→ What is being asked: Which lines of the entries contain the string "title"? Please find them and copy them.
(Dataset records)
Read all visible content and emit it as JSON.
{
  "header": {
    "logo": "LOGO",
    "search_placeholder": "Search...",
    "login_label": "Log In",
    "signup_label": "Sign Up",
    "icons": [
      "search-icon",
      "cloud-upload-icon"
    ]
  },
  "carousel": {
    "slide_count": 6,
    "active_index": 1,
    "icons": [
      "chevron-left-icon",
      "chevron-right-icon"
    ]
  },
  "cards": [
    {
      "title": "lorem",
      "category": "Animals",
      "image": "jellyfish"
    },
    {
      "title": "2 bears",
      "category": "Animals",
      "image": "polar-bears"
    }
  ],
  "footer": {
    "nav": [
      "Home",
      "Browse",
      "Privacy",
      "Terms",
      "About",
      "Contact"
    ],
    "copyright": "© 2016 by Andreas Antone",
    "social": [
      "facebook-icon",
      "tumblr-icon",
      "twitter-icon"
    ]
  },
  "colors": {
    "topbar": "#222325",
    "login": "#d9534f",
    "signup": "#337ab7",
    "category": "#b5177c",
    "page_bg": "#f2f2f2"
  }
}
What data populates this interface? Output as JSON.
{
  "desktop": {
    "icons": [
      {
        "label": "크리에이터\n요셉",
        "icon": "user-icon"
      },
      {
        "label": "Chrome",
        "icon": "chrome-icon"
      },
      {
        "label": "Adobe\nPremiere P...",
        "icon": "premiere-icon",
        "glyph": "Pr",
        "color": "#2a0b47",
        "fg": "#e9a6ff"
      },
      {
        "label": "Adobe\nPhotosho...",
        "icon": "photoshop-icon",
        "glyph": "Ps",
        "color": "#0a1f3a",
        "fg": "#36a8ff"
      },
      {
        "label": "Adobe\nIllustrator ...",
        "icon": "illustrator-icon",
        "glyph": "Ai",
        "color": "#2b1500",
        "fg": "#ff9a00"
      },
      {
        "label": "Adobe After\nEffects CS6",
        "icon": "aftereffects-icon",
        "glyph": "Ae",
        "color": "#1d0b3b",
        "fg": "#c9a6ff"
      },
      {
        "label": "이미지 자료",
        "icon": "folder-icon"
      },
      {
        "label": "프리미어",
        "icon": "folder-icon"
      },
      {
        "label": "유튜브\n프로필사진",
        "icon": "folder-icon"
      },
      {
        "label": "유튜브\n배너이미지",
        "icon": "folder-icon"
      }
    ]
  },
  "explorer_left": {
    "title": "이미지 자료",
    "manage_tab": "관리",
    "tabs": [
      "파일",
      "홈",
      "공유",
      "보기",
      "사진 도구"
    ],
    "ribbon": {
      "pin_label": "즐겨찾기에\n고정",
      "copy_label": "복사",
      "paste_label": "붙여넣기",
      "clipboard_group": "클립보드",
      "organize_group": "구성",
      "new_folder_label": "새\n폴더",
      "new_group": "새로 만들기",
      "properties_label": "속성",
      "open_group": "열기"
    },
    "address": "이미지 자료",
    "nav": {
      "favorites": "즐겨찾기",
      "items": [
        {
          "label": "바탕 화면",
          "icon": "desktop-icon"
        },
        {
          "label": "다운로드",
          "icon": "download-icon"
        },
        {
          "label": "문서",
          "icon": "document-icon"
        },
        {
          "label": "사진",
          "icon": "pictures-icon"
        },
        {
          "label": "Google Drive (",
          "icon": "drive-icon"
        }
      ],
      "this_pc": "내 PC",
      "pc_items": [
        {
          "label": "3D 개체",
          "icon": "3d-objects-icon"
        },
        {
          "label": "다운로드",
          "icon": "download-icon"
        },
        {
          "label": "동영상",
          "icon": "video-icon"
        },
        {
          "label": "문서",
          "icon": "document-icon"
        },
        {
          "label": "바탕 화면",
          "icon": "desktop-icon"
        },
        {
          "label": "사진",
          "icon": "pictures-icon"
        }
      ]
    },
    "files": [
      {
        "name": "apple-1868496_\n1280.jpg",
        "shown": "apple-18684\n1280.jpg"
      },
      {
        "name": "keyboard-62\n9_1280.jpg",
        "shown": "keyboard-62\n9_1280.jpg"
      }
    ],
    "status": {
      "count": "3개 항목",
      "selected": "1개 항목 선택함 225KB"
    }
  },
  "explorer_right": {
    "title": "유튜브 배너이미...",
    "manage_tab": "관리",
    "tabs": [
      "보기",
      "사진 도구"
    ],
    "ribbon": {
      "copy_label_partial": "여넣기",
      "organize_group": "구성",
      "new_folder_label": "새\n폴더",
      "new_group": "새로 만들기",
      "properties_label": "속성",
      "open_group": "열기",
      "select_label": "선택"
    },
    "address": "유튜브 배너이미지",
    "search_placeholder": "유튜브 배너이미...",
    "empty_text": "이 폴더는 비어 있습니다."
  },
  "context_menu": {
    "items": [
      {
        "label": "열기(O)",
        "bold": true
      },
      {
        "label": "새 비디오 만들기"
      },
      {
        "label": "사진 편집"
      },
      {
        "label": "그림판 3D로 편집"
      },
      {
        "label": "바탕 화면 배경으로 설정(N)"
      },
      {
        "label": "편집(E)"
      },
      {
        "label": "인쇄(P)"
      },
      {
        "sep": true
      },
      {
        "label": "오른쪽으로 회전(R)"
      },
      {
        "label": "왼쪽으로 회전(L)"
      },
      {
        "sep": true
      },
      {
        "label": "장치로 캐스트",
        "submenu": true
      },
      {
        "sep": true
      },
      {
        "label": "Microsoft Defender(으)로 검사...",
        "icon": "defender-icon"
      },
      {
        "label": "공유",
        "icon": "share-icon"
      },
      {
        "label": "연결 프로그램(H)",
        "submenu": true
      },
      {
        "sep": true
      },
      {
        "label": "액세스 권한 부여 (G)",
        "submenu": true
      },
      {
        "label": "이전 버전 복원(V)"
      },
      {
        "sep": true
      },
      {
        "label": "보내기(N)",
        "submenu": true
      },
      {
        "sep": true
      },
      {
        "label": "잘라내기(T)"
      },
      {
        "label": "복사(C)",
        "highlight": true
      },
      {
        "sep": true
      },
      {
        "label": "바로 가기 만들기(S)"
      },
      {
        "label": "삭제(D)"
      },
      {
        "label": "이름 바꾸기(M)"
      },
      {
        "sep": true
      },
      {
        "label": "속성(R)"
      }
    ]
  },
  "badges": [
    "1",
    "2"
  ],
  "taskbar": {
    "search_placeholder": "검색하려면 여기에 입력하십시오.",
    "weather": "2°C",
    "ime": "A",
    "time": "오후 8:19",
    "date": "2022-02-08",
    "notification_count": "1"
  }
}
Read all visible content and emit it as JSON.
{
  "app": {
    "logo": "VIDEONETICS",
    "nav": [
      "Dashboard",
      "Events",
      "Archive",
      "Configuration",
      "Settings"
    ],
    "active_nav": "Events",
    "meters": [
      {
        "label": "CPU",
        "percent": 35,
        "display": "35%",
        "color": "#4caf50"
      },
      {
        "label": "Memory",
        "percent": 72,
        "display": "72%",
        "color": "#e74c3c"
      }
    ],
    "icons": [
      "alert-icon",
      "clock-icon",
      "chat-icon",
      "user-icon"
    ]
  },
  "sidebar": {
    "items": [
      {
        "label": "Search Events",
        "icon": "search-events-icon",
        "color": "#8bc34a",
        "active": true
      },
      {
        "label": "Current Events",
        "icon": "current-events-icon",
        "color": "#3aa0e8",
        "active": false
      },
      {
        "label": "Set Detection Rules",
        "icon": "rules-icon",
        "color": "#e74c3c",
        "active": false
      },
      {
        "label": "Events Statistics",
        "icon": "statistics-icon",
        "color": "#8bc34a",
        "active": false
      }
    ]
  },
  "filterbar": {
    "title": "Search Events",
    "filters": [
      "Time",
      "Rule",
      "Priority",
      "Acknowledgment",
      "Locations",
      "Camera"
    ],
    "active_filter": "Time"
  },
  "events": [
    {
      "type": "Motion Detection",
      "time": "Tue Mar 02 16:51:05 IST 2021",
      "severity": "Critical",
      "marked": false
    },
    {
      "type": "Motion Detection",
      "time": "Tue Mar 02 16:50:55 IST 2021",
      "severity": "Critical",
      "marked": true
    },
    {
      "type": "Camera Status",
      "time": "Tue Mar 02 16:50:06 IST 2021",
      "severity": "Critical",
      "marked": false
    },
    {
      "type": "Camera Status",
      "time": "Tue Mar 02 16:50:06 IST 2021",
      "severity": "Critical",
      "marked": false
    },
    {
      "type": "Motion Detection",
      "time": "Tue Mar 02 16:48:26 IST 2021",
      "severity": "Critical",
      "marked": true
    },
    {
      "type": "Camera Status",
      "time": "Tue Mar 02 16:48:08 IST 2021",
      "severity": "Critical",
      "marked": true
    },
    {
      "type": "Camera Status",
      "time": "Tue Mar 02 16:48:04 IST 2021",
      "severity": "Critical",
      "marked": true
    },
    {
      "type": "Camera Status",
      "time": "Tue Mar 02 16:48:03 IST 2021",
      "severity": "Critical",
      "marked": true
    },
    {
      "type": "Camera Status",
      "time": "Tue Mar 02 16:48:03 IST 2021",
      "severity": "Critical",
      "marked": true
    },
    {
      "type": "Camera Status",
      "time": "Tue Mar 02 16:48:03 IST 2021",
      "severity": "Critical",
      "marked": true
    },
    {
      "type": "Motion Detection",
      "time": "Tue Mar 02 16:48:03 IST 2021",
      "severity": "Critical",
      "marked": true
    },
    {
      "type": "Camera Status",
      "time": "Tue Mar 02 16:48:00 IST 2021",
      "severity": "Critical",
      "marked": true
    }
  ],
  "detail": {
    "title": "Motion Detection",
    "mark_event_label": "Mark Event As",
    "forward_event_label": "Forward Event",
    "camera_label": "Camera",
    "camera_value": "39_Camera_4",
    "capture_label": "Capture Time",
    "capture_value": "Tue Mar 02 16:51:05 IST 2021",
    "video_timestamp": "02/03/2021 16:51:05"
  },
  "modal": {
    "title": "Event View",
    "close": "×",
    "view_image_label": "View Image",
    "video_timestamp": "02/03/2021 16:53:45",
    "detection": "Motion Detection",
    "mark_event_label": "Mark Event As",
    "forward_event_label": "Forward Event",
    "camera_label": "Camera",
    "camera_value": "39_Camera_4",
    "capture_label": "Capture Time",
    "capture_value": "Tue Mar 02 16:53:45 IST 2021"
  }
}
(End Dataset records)
→ Written reply:
      "title": "lorem",
      "title": "2 bears",
    "title": "이미지 자료",
    "title": "유튜브 배너이미...",
    "title": "Search Events",
    "title": "Motion Detection",
    "title": "Event View",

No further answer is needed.